This exercise asks for the records to be retyped exactly as they read.

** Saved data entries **

·····

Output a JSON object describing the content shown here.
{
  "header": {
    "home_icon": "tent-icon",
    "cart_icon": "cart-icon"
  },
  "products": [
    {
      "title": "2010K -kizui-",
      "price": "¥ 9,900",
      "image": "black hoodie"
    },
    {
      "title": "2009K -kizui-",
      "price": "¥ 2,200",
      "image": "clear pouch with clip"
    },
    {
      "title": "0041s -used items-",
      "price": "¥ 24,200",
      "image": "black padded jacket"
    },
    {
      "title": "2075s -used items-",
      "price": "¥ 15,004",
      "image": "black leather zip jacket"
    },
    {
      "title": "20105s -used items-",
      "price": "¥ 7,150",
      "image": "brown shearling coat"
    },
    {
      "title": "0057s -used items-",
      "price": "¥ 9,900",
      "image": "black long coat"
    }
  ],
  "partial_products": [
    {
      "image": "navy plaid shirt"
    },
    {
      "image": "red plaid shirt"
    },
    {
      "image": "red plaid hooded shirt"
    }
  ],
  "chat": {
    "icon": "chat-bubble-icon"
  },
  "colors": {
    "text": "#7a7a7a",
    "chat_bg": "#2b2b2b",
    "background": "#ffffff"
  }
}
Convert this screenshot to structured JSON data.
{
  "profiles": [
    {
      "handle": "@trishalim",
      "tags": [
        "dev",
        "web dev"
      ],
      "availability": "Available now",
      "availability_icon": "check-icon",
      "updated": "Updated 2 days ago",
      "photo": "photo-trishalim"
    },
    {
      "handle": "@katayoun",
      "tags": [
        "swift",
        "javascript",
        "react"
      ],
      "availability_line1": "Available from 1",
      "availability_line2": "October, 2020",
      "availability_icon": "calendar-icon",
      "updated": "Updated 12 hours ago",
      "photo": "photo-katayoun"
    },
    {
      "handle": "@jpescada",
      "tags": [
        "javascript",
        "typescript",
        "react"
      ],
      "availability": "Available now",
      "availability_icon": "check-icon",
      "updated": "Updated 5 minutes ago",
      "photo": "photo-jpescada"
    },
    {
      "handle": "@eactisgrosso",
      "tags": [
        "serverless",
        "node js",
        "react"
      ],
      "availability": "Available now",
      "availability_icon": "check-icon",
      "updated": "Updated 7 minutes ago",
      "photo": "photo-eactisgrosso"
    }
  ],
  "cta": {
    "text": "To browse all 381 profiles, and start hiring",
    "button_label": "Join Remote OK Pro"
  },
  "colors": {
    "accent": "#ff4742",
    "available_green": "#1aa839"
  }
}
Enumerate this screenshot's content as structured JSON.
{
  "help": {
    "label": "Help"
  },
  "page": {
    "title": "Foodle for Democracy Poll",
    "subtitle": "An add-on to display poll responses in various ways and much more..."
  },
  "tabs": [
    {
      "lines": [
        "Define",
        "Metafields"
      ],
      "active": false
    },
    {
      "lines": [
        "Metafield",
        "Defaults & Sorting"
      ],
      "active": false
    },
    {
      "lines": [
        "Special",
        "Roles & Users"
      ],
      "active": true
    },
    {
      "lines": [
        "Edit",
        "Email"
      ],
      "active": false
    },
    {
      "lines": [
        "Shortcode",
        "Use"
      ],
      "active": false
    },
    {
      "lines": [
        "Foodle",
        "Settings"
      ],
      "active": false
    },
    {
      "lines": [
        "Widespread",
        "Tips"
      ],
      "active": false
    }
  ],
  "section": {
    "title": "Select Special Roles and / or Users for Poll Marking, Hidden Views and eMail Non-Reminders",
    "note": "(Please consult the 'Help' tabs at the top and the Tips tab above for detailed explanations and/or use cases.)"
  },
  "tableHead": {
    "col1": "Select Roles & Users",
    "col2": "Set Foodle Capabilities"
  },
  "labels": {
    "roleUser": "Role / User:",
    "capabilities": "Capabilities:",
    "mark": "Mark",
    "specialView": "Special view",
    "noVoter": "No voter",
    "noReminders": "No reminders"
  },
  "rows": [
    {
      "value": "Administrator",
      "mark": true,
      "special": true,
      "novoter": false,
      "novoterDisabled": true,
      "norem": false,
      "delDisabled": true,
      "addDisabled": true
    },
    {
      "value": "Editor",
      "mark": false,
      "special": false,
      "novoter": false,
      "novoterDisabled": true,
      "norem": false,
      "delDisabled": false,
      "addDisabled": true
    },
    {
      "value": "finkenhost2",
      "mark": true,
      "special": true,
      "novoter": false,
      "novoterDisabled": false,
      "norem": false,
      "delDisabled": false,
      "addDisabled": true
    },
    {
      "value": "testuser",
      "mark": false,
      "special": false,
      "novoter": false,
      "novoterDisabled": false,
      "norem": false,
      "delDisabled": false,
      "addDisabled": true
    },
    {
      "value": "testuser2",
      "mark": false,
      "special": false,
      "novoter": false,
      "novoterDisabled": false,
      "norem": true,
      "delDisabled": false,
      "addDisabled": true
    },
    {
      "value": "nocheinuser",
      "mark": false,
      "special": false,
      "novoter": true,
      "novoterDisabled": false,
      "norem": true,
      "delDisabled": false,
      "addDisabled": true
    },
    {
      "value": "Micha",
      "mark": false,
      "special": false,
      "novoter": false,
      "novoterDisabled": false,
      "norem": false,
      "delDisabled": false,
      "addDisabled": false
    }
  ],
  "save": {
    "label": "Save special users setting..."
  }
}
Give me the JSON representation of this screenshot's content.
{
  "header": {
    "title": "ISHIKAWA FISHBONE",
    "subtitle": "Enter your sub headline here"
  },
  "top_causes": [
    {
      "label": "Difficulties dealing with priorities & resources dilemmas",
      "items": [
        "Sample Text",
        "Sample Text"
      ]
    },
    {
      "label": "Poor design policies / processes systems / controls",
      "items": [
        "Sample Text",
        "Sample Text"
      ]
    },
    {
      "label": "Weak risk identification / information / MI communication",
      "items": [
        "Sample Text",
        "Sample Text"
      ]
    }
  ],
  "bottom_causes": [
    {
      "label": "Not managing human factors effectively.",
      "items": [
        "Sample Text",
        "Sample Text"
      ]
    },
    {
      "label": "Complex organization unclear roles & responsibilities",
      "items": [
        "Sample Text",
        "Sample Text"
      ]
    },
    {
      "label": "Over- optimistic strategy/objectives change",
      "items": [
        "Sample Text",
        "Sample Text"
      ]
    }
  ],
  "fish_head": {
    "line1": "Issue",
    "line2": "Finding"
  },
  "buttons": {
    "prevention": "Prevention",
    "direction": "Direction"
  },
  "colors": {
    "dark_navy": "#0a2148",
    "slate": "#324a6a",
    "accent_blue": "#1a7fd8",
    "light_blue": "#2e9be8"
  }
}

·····

** Response below **
Output a JSON object describing the content shown here.
{
  "header": {
    "home_icon": "tent-icon",
    "cart_icon": "cart-icon"
  },
  "products": [
    {
      "title": "2010K -kizui-",
      "price": "¥ 9,900",
      "image": "black hoodie"
    },
    {
      "title": "2009K -kizui-",
      "price": "¥ 2,200",
      "image": "clear pouch with clip"
    },
    {
      "title": "0041s -used items-",
      "price": "¥ 24,200",
      "image": "black padded jacket"
    },
    {
      "title": "2075s -used items-",
      "price": "¥ 15,004",
      "image": "black leather zip jacket"
    },
    {
      "title": "20105s -used items-",
      "price": "¥ 7,150",
      "image": "brown shearling coat"
    },
    {
      "title": "0057s -used items-",
      "price": "¥ 9,900",
      "image": "black long coat"
    }
  ],
  "partial_products": [
    {
      "image": "navy plaid shirt"
    },
    {
      "image": "red plaid shirt"
    },
    {
      "image": "red plaid hooded shirt"
    }
  ],
  "chat": {
    "icon": "chat-bubble-icon"
  },
  "colors": {
    "text": "#7a7a7a",
    "chat_bg": "#2b2b2b",
    "background": "#ffffff"
  }
}
Convert this screenshot to structured JSON data.
{
  "profiles": [
    {
      "handle": "@trishalim",
      "tags": [
        "dev",
        "web dev"
      ],
      "availability": "Available now",
      "availability_icon": "check-icon",
      "updated": "Updated 2 days ago",
      "photo": "photo-trishalim"
    },
    {
      "handle": "@katayoun",
      "tags": [
        "swift",
        "javascript",
        "react"
      ],
      "availability_line1": "Available from 1",
      "availability_line2": "October, 2020",
      "availability_icon": "calendar-icon",
      "updated": "Updated 12 hours ago",
      "photo": "photo-katayoun"
    },
    {
      "handle": "@jpescada",
      "tags": [
        "javascript",
        "typescript",
        "react"
      ],
      "availability": "Available now",
      "availability_icon": "check-icon",
      "updated": "Updated 5 minutes ago",
      "photo": "photo-jpescada"
    },
    {
      "handle": "@eactisgrosso",
      "tags": [
        "serverless",
        "node js",
        "react"
      ],
      "availability": "Available now",
      "availability_icon": "check-icon",
      "updated": "Updated 7 minutes ago",
      "photo": "photo-eactisgrosso"
    }
  ],
  "cta": {
    "text": "To browse all 381 profiles, and start hiring",
    "button_label": "Join Remote OK Pro"
  },
  "colors": {
    "accent": "#ff4742",
    "available_green": "#1aa839"
  }
}
Enumerate this screenshot's content as structured JSON.
{
  "help": {
    "label": "Help"
  },
  "page": {
    "title": "Foodle for Democracy Poll",
    "subtitle": "An add-on to display poll responses in various ways and much more..."
  },
  "tabs": [
    {
      "lines": [
        "Define",
        "Metafields"
      ],
      "active": false
    },
    {
      "lines": [
        "Metafield",
        "Defaults & Sorting"
      ],
      "active": false
    },
    {
      "lines": [
        "Special",
        "Roles & Users"
      ],
      "active": true
    },
    {
      "lines": [
        "Edit",
        "Email"
      ],
      "active": false
    },
    {
      "lines": [
        "Shortcode",
        "Use"
      ],
      "active": false
    },
    {
      "lines": [
        "Foodle",
        "Settings"
      ],
      "active": false
    },
    {
      "lines": [
        "Widespread",
        "Tips"
      ],
      "active": false
    }
  ],
  "section": {
    "title": "Select Special Roles and / or Users for Poll Marking, Hidden Views and eMail Non-Reminders",
    "note": "(Please consult the 'Help' tabs at the top and the Tips tab above for detailed explanations and/or use cases.)"
  },
  "tableHead": {
    "col1": "Select Roles & Users",
    "col2": "Set Foodle Capabilities"
  },
  "labels": {
    "roleUser": "Role / User:",
    "capabilities": "Capabilities:",
    "mark": "Mark",
    "specialView": "Special view",
    "noVoter": "No voter",
    "noReminders": "No reminders"
  },
  "rows": [
    {
      "value": "Administrator",
      "mark": true,
      "special": true,
      "novoter": false,
      "novoterDisabled": true,
      "norem": false,
      "delDisabled": true,
      "addDisabled": true
    },
    {
      "value": "Editor",
      "mark": false,
      "special": false,
      "novoter": false,
      "novoterDisabled": true,
      "norem": false,
      "delDisabled": false,
      "addDisabled": true
    },
    {
      "value": "finkenhost2",
      "mark": true,
      "special": true,
      "novoter": false,
      "novoterDisabled": false,
      "norem": false,
      "delDisabled": false,
      "addDisabled": true
    },
    {
      "value": "testuser",
      "mark": false,
      "special": false,
      "novoter": false,
      "novoterDisabled": false,
      "norem": false,
      "delDisabled": false,
      "addDisabled": true
    },
    {
      "value": "testuser2",
      "mark": false,
      "special": false,
      "novoter": false,
      "novoterDisabled": false,
      "norem": true,
      "delDisabled": false,
      "addDisabled": true
    },
    {
      "value": "nocheinuser",
      "mark": false,
      "special": false,
      "novoter": true,
      "novoterDisabled": false,
      "norem": true,
      "delDisabled": false,
      "addDisabled": true
    },
    {
      "value": "Micha",
      "mark": false,
      "special": false,
      "novoter": false,
      "novoterDisabled": false,
      "norem": false,
      "delDisabled": false,
      "addDisabled": false
    }
  ],
  "save": {
    "label": "Save special users setting..."
  }
}
Give me the JSON representation of this screenshot's content.
{
  "header": {
    "title": "ISHIKAWA FISHBONE",
    "subtitle": "Enter your sub headline here"
  },
  "top_causes": [
    {
      "label": "Difficulties dealing with priorities & resources dilemmas",
      "items": [
        "Sample Text",
        "Sample Text"
      ]
    },
    {
      "label": "Poor design policies / processes systems / controls",
      "items": [
        "Sample Text",
        "Sample Text"
      ]
    },
    {
      "label": "Weak risk identification / information / MI communication",
      "items": [
        "Sample Text",
        "Sample Text"
      ]
    }
  ],
  "bottom_causes": [
    {
      "label": "Not managing human factors effectively.",
      "items": [
        "Sample Text",
        "Sample Text"
      ]
    },
    {
      "label": "Complex organization unclear roles & responsibilities",
      "items": [
        "Sample Text",
        "Sample Text"
      ]
    },
    {
      "label": "Over- optimistic strategy/objectives change",
      "items": [
        "Sample Text",
        "Sample Text"
      ]
    }
  ],
  "fish_head": {
    "line1": "Issue",
    "line2": "Finding"
  },
  "buttons": {
    "prevention": "Prevention",
    "direction": "Direction"
  },
  "colors": {
    "dark_navy": "#0a2148",
    "slate": "#324a6a",
    "accent_blue": "#1a7fd8",
    "light_blue": "#2e9be8"
  }
}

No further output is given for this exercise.